We mammals have come a long way since the time of the dinosaurs. Since those times, we’ve conquered the land, sea and air. Florida has at least 99 species of mammals living, breeding and thriving today.
Historically an important food source for most human cultures and other predatory animals around the world throughout time, cervids include deer in their various forms, elk, moose, caribou and reindeer and are most easily recognized during parts of the year by their fantastic antlers.
The family Sciuridae is a large family of small rodents, most notably tree squirrels, but also includes ground squirrels, chipmunks, flying squirrels, woodchucks, marmots and prairie dogs.
Small, curious and intelligent animals, procyonids are more commonly known as raccoons, ringtails and coati. These omnivorous animals behave like a cross between bears and cats, and share some common characteristics – striped long tails and “masks” over their furry faces!
Rabbits and Hares
Until recently, rabbits and hares were considered to be rodents, when it was determined by biologists and paleontologists that lagomorphs had split off on their own evolutionary branch from modern rodents between 55 and 65 million years ago. Today, lagomorphs are the most hunted group of mammals in the world, not only falling victim to carnivorous birds and reptiles, but also their fellow mammals! It’s a good thing they breed so quickly and often!
Pigs. All modern members of the pig/hog/boar family of mammals found living today in North America (Suidae) are non-native. Ones found in the wild today in North America are either the descendants of farmyard escapees, the descendants of imported animals destined to be hunted, or some interbred version of both!

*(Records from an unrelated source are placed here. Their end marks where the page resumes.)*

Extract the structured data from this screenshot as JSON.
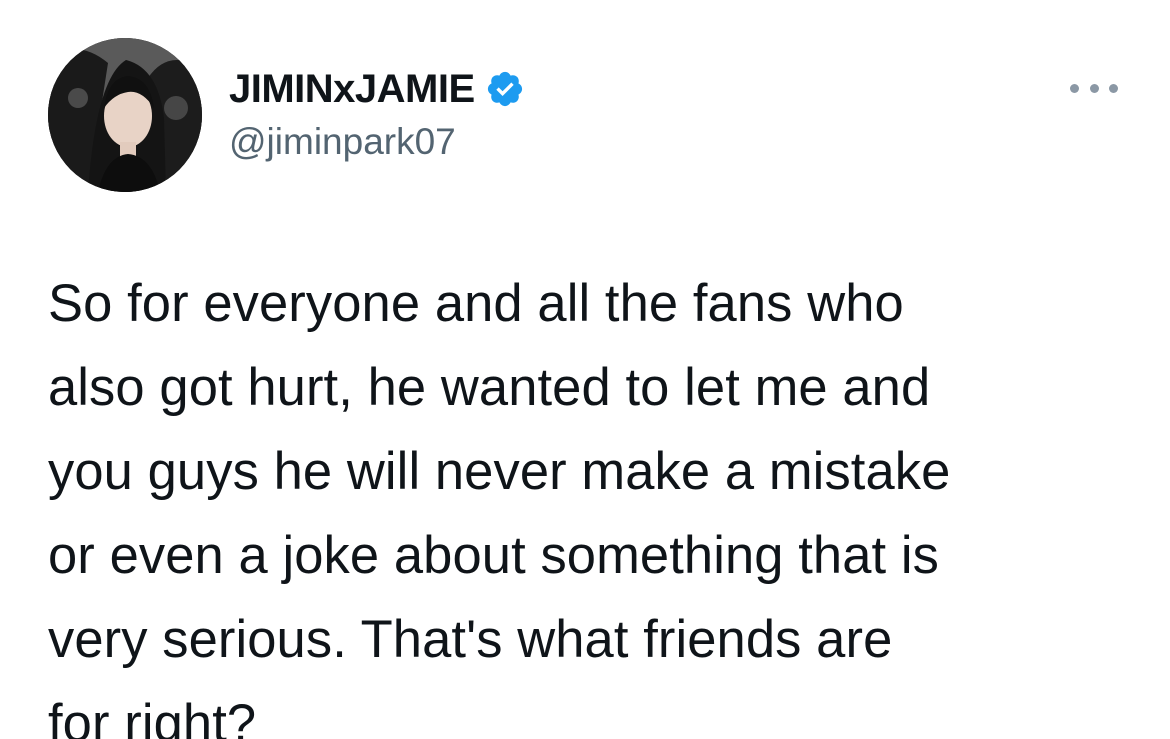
{
  "tweet": {
    "author": {
      "display_name": "JIMINxJAMIE",
      "handle": "@jiminpark07",
      "verified": true,
      "verified_badge_icon": "verified-badge-icon",
      "avatar_icon": "profile-photo"
    },
    "more_icon": "more-options-icon",
    "text": "So for everyone and all the fans who\nalso got hurt, he wanted to let me and\nyou guys he will never make a mistake\nor even a joke about something that is\nvery serious. That's what friends are\nfor right?"
  },
  "colors": {
    "text_primary": "#0f1419",
    "text_secondary": "#536471",
    "verified_blue": "#1d9bf0",
    "background": "#ffffff"
  }
}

Manatees. Of the three species of manatees living today, only one – the West Indian manatee (Trichechus manatus) is found living natively along the coasts of North America, mostly in Florida but sometimes in other states bordering the Gulf of Mexico or the southern half of the United States.
Distantly related to anteaters and sloths, members of the distinctively New World mammal family Dasypodidae now only has one surviving lineage in North America – the armadillos. Originating in South America, the constantly changing volcanic landscape of Central America joined the Northern and Southern continents around three million years ago, allowing what is now known as the “Great American Interchange” which enabled our modern native armadillos to reach North America.